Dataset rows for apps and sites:

<<<<

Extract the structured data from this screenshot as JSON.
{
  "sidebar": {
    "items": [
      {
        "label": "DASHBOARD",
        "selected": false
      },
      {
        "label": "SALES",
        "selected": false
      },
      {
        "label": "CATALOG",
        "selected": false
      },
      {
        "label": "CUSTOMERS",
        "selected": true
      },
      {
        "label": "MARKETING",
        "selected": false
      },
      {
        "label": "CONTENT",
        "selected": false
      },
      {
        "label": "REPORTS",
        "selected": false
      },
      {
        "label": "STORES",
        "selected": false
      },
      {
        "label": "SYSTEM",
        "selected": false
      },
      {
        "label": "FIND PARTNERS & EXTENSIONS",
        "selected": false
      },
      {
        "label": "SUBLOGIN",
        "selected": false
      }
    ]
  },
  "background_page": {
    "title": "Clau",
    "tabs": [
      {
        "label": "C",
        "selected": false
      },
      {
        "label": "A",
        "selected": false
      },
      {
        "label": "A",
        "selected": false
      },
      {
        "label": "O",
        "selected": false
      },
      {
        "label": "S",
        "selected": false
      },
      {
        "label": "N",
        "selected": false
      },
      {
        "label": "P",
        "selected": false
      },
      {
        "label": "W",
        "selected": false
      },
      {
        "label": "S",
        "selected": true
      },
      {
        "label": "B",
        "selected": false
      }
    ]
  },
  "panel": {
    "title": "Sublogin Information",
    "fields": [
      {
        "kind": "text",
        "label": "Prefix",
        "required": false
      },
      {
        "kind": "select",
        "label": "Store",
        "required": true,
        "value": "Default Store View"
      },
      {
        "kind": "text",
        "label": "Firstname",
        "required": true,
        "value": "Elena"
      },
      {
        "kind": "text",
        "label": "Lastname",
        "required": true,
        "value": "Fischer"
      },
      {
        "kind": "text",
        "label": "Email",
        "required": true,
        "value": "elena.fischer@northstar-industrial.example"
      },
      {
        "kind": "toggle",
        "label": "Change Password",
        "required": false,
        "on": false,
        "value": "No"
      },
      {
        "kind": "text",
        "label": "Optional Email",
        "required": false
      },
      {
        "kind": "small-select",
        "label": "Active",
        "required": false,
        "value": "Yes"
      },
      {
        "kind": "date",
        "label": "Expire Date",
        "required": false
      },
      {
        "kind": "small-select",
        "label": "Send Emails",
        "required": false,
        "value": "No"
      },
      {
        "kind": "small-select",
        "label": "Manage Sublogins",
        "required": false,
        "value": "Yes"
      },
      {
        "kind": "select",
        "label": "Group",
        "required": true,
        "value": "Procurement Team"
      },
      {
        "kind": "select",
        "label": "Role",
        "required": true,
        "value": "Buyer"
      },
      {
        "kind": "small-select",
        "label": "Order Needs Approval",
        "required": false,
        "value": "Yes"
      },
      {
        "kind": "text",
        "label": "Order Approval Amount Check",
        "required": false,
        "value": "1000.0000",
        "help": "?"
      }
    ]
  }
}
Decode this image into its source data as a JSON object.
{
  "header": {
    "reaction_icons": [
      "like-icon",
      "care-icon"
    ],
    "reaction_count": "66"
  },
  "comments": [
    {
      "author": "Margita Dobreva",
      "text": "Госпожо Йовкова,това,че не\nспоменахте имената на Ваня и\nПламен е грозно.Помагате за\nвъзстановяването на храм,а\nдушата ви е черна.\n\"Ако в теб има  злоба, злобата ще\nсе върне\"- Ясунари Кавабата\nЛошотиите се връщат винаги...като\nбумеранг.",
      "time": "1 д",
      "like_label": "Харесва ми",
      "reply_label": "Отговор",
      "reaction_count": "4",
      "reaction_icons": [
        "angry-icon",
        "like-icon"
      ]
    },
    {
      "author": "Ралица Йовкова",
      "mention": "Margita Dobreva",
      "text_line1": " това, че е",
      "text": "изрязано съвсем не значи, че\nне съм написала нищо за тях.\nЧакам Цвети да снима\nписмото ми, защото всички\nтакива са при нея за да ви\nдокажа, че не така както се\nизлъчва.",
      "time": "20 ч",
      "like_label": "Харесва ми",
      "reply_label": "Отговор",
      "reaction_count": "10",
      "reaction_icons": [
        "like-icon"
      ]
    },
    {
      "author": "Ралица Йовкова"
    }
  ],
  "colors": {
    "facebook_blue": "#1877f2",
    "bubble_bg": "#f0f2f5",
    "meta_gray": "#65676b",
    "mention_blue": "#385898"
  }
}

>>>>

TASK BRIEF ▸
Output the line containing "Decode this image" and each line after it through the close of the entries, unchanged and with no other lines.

ANSWER TO THIS TASK ▸
Decode this image into its source data as a JSON object.
{
  "header": {
    "reaction_icons": [
      "like-icon",
      "care-icon"
    ],
    "reaction_count": "66"
  },
  "comments": [
    {
      "author": "Margita Dobreva",
      "text": "Госпожо Йовкова,това,че не\nспоменахте имената на Ваня и\nПламен е грозно.Помагате за\nвъзстановяването на храм,а\nдушата ви е черна.\n\"Ако в теб има  злоба, злобата ще\nсе върне\"- Ясунари Кавабата\nЛошотиите се връщат винаги...като\nбумеранг.",
      "time": "1 д",
      "like_label": "Харесва ми",
      "reply_label": "Отговор",
      "reaction_count": "4",
      "reaction_icons": [
        "angry-icon",
        "like-icon"
      ]
    },
    {
      "author": "Ралица Йовкова",
      "mention": "Margita Dobreva",
      "text_line1": " това, че е",
      "text": "изрязано съвсем не значи, че\nне съм написала нищо за тях.\nЧакам Цвети да снима\nписмото ми, защото всички\nтакива са при нея за да ви\nдокажа, че не така както се\nизлъчва.",
      "time": "20 ч",
      "like_label": "Харесва ми",
      "reply_label": "Отговор",
      "reaction_count": "10",
      "reaction_icons": [
        "like-icon"
      ]
    },
    {
      "author": "Ралица Йовкова"
    }
  ],
  "colors": {
    "facebook_blue": "#1877f2",
    "bubble_bg": "#f0f2f5",
    "meta_gray": "#65676b",
    "mention_blue": "#385898"
  }
}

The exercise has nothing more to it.